Our People - John McNamara V.C.
28939 Corporal John McNamara V.C.
9th (Service) Battalion, East Surrey Regiment - 72nd Brigade, 24th Division
(formerly 25097 Loyal North Lancashire Regiment)
Killed in action 16/10/1918.
John is buried in Romeries Communal Cemetery Extension, Nord, France. Ref: IV. D. 17
Bamber Bridge - Corporal John MacNamara V.C. Plaque
Bamber Bridge - Brownedge St. Mary's R.C. War Memorial
Lostock Hall - South Ribble Civic WW1 Memorial
1914/15 Star, British War Medal, Victory Medal, Victoria Cross
If you have a picture or more information about this man, please contact us
John McNamara V.C. is arguably the most famous of all the soldiers, sailors and airmen from the South Ribble area, and one of the few to have his own memorial which stands nearby his old house.
John was born in 1887 to John Thomas McNamara and Margaret McNamara (nee Kelly) in Walton-le-Dale. His parental heritage was Irish, his grandfather (also John) was born in Ireland about 1842. In 1911, John was living with his uncle, John Eckersley at 6 Charnley Fold, Bamber Bridge and was working as a ring jobber at A. S. Orr's cotton mill. He was courting his future wife at this time, Mary Ann Atkinson of Higher Walton and they married in 1912 at the Preston register office. They would go on to have four children together.
John's service record does not survive, but we know from various records that he at first enlisted with the Loyal North Lancashire Regiment and transferred sometime later to the 9th East Surreys. He is famous for the gallant action that won him the British Army's highest award for gallantry, the Victoria Cross. All V.C. awards are published in the London Gazette, the official public record. The edition dated 15 November 1918 reads as follows:
Just after the action, John wrote to William Eckersley describing in some detail the action he had been involved in. Extracts from the letter dated 8 September 1918 were published in the Preston Guardian after John's death.
The award was made posthumously. John was killed in action 16 October 1918 in fighting in and around the town of Haussy, where the East Surreys were pushing the Germans back in what was increasingly becoming a mobile war as the German army began to crack. He is buried at the Romeries Communal Cemetery near the town of Solesmes. He is remembered by a plaque on an earth bank where his house used to stand in School Lane, Bamber Bridge, and his is one of the names on the Brownedge St. Mary R.C. Memorial at Brownedge Green, Bamber Bridge. On 22 November 1918, John's C.O., Lieutenant Colonel Ewan A. Cameron wrote to his widow.

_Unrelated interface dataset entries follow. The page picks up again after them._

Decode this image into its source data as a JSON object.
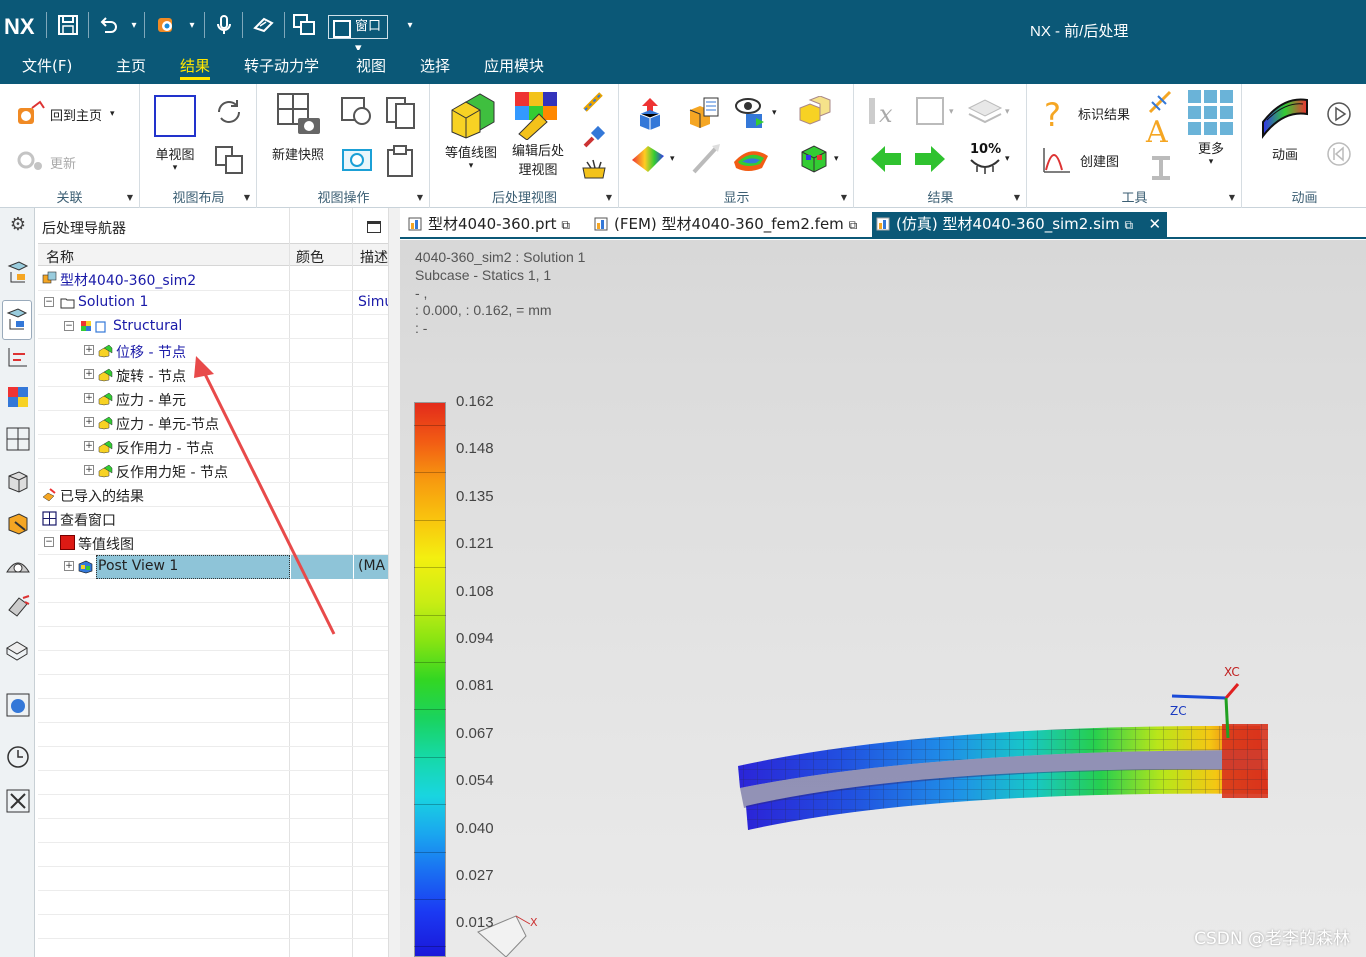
{
  "app": {
    "brand": "NX",
    "title": "NX - 前/后处理",
    "window_menu": "窗口"
  },
  "menubar": [
    "文件(F)",
    "主页",
    "结果",
    "转子动力学",
    "视图",
    "选择",
    "应用模块"
  ],
  "active_menu": "结果",
  "ribbon": {
    "groups": [
      "关联",
      "视图布局",
      "视图操作",
      "后处理视图",
      "显示",
      "结果",
      "工具",
      "动画"
    ],
    "buttons": {
      "back_home": "回到主页",
      "update": "更新",
      "single_view": "单视图",
      "new_snapshot": "新建快照",
      "contour": "等值线图",
      "edit_post_view_1": "编辑后处",
      "edit_post_view_2": "理视图",
      "identify_result": "标识结果",
      "create_graph": "创建图",
      "more": "更多",
      "animation": "动画",
      "percent": "10%"
    }
  },
  "navigator": {
    "title": "后处理导航器",
    "columns": [
      "名称",
      "颜色",
      "描述"
    ],
    "rows": [
      {
        "label": "型材4040-360_sim2",
        "desc": ""
      },
      {
        "label": "Solution 1",
        "desc": "Simu"
      },
      {
        "label": "Structural",
        "desc": ""
      },
      {
        "label": "位移 - 节点",
        "desc": ""
      },
      {
        "label": "旋转 - 节点",
        "desc": ""
      },
      {
        "label": "应力 - 单元",
        "desc": ""
      },
      {
        "label": "应力 - 单元-节点",
        "desc": ""
      },
      {
        "label": "反作用力 - 节点",
        "desc": ""
      },
      {
        "label": "反作用力矩 - 节点",
        "desc": ""
      },
      {
        "label": "已导入的结果",
        "desc": ""
      },
      {
        "label": "查看窗口",
        "desc": ""
      },
      {
        "label": "等值线图",
        "desc": ""
      },
      {
        "label": "Post View 1",
        "desc": "(MA"
      }
    ]
  },
  "tabs": [
    {
      "label": "型材4040-360.prt",
      "active": false
    },
    {
      "label": "(FEM) 型材4040-360_fem2.fem",
      "active": false
    },
    {
      "label": "(仿真) 型材4040-360_sim2.sim",
      "active": true
    }
  ],
  "viewport": {
    "info": [
      "4040-360_sim2 : Solution 1",
      "Subcase - Statics 1,  1",
      " - ,",
      " : 0.000,  : 0.162,  = mm",
      " :  -"
    ],
    "legend": {
      "values": [
        "0.162",
        "0.148",
        "0.135",
        "0.121",
        "0.108",
        "0.094",
        "0.081",
        "0.067",
        "0.054",
        "0.040",
        "0.027",
        "0.013"
      ]
    },
    "triad": {
      "x": "XC",
      "z": "ZC",
      "small_x": "X"
    }
  },
  "watermark": "CSDN @老李的森林",
  "colors": {
    "header": "#0b5877",
    "active_menu": "#ffe600",
    "selected_row": "#8ec4d8",
    "arrow": "#e84a4a"
  }
}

You can see a facsimile of the letter below kindly provided by the Surrey Regimental Museum. Use the controls to turn the page, or click the letter to go to my Flickr site where it is stored. These images belong to the museum and must not be duplicated.
In July 2014, "Forward" newspaper produced a piece on John McNamara and the centenary of the Great War. The article(s) are reproduced as below.
Please email the project with any amendments or corrections
Edited 31 December 2016
John McNamara Wikipedia page
Nephew and granddaughter of World War One Victoria Cross soldier meet for the first time - Lancashire Evening Post
Queens Royal Surreys Website
1901 Census of England via Ancestry.co.uk / 1911 Census of England via Ancestry.co.uk / Commonwealth War Graves Commission / Soldiers Died in the Great War via Ancestry.co.uk / Newspaper articles as noted above / Lancashire BMD